◆ Your objective
Among the entries below, how many lines include the word "SHOM"? Reply with only the number.

'''

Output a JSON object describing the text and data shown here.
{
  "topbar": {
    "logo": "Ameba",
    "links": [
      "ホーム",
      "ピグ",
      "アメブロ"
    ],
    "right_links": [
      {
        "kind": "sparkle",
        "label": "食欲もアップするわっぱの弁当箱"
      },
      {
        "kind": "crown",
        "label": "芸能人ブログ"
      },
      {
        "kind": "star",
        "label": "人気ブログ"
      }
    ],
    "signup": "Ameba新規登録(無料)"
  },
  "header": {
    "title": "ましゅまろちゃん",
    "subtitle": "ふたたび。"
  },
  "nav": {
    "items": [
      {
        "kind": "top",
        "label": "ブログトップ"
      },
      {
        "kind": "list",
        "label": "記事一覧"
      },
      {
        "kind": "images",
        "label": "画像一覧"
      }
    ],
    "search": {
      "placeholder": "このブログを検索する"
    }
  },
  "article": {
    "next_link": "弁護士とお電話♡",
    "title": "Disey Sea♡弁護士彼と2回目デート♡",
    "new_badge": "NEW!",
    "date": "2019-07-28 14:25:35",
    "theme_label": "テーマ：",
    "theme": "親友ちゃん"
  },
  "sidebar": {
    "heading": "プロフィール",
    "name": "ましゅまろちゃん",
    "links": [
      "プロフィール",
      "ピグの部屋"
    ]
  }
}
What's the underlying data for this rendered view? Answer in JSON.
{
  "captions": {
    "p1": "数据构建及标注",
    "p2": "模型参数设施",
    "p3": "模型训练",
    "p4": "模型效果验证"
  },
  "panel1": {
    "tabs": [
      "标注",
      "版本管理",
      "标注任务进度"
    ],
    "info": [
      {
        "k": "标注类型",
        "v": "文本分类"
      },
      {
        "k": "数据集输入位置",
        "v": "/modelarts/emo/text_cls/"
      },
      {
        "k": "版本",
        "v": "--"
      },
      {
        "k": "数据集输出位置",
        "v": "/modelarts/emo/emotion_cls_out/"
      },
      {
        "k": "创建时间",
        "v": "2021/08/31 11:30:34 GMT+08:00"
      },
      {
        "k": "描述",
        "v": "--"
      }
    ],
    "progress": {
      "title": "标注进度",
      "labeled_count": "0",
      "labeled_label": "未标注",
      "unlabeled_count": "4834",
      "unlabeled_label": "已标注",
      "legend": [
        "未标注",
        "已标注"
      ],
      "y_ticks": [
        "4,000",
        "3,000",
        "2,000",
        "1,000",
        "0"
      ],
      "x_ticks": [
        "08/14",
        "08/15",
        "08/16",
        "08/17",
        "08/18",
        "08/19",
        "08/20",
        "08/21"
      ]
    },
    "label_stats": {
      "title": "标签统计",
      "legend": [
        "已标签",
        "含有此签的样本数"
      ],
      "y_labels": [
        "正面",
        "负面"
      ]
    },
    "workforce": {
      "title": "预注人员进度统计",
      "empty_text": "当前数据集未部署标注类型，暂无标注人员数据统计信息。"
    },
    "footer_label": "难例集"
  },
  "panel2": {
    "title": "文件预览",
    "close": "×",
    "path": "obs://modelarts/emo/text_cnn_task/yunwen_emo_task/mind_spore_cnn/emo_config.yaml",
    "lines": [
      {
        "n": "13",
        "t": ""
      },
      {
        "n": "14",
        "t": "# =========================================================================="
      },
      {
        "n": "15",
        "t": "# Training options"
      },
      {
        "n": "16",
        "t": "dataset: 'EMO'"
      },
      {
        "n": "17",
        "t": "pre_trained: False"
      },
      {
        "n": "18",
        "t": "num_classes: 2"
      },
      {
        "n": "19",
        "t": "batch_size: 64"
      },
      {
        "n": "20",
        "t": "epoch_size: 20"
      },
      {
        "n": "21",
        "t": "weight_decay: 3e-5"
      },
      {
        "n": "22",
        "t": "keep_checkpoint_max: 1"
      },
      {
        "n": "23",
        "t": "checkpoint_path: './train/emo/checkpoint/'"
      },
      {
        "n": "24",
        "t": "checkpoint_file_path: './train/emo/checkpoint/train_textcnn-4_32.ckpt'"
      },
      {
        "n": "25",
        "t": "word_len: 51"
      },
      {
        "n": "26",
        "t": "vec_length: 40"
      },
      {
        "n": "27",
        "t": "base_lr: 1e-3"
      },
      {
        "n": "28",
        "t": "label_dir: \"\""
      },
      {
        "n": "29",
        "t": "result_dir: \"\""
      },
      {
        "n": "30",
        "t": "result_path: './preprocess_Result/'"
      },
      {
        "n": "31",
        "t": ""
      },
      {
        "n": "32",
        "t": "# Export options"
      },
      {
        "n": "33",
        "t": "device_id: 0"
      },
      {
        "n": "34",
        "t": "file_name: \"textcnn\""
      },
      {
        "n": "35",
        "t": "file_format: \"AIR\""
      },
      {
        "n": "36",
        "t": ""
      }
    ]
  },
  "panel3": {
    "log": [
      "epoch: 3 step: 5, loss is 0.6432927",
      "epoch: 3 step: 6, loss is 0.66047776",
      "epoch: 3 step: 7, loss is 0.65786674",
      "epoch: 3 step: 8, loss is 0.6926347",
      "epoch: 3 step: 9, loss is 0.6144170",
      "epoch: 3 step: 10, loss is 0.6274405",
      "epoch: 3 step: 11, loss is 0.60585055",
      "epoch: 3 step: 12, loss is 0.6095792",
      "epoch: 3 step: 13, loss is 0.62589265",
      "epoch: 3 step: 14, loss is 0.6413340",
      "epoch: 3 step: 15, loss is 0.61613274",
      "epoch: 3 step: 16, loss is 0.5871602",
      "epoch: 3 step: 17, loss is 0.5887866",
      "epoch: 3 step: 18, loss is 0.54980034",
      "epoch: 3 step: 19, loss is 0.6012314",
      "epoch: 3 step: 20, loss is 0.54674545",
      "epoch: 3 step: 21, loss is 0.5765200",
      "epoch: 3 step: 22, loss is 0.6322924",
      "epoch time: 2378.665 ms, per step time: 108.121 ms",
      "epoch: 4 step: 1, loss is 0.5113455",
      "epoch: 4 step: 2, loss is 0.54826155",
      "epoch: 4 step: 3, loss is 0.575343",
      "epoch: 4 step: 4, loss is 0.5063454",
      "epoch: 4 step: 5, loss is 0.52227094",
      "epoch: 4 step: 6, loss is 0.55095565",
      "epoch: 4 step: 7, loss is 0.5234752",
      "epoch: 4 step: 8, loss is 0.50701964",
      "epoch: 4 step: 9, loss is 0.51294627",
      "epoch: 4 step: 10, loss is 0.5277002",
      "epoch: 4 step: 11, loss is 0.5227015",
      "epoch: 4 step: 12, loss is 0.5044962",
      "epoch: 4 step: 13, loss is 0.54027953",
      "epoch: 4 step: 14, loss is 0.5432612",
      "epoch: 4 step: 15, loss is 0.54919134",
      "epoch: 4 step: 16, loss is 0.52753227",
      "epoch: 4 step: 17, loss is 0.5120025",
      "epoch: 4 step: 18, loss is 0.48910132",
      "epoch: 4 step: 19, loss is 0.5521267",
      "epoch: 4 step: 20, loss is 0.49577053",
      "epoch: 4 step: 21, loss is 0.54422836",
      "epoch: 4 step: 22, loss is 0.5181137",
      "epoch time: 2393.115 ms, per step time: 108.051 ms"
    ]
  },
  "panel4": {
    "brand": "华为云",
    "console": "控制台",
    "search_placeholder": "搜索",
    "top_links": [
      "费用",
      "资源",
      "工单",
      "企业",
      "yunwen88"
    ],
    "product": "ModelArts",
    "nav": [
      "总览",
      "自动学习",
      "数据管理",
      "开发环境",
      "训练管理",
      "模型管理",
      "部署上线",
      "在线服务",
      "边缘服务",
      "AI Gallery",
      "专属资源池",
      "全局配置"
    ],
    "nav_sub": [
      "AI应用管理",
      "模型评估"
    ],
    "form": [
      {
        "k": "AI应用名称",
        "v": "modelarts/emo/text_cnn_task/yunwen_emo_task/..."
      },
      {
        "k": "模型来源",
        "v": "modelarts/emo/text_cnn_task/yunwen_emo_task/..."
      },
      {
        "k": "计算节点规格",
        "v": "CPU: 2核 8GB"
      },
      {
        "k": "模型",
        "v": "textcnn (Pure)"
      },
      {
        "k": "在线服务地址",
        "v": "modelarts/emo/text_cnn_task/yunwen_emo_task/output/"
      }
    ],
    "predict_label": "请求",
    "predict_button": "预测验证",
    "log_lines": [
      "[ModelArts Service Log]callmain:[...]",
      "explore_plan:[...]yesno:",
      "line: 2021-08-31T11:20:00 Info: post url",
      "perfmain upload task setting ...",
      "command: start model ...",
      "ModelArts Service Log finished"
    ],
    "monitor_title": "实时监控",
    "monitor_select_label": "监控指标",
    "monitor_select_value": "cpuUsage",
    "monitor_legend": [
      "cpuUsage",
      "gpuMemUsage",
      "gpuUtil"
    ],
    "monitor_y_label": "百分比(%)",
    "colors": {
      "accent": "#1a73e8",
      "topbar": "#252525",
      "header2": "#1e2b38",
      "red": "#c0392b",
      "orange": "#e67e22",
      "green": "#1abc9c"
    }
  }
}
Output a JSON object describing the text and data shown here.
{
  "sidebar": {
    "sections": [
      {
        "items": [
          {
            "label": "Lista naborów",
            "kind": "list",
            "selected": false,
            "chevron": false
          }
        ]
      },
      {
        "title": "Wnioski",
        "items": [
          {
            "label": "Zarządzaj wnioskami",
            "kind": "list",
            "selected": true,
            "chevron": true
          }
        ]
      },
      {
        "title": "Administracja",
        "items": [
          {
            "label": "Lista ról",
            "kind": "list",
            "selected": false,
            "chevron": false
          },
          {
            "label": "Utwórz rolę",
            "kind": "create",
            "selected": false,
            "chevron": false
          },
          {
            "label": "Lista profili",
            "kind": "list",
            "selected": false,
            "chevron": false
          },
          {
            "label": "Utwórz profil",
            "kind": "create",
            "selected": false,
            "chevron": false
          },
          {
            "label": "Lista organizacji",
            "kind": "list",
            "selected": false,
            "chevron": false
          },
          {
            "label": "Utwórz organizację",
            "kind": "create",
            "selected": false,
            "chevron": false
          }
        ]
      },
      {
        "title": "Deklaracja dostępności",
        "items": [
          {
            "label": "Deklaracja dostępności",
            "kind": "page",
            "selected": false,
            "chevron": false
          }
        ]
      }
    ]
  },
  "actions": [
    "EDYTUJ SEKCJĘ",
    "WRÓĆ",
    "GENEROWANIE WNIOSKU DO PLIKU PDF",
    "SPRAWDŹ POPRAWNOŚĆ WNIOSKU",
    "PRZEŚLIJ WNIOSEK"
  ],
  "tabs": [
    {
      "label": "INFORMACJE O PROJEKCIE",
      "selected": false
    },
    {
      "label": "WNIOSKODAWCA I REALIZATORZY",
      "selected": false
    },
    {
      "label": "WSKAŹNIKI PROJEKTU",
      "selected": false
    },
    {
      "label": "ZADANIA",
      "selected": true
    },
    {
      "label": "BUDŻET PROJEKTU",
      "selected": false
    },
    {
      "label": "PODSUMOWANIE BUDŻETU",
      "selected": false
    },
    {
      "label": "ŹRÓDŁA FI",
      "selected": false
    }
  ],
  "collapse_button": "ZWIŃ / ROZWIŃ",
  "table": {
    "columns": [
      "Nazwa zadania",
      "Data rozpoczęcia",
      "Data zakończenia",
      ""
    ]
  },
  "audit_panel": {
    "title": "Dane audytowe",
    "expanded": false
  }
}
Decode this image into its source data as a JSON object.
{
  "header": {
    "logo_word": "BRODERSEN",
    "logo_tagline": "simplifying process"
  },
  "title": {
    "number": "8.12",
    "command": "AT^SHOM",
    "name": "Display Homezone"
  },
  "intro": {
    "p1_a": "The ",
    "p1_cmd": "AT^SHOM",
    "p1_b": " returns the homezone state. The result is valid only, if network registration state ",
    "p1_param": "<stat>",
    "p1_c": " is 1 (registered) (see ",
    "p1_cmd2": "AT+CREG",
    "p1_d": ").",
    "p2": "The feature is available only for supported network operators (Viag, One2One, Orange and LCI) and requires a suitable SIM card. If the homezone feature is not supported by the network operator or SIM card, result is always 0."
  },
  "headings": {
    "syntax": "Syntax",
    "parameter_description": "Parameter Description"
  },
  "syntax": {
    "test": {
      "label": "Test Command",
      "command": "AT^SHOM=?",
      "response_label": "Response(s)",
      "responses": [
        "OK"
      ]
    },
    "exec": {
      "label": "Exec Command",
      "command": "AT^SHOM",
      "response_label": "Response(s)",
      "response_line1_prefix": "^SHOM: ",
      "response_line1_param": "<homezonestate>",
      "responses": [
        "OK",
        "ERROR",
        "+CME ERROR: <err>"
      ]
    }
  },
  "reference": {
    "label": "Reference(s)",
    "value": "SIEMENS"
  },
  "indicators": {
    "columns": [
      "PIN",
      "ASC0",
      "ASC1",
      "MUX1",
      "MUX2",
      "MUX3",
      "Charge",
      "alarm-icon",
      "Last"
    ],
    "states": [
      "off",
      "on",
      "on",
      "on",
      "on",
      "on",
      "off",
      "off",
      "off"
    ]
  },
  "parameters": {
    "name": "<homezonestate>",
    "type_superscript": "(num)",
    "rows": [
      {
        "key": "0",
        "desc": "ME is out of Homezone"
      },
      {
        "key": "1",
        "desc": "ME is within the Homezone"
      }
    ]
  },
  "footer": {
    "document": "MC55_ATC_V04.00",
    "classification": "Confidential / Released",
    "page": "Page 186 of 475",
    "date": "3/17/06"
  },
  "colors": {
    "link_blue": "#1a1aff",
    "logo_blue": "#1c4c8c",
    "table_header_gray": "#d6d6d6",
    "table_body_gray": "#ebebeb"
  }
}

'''

◆ Response
5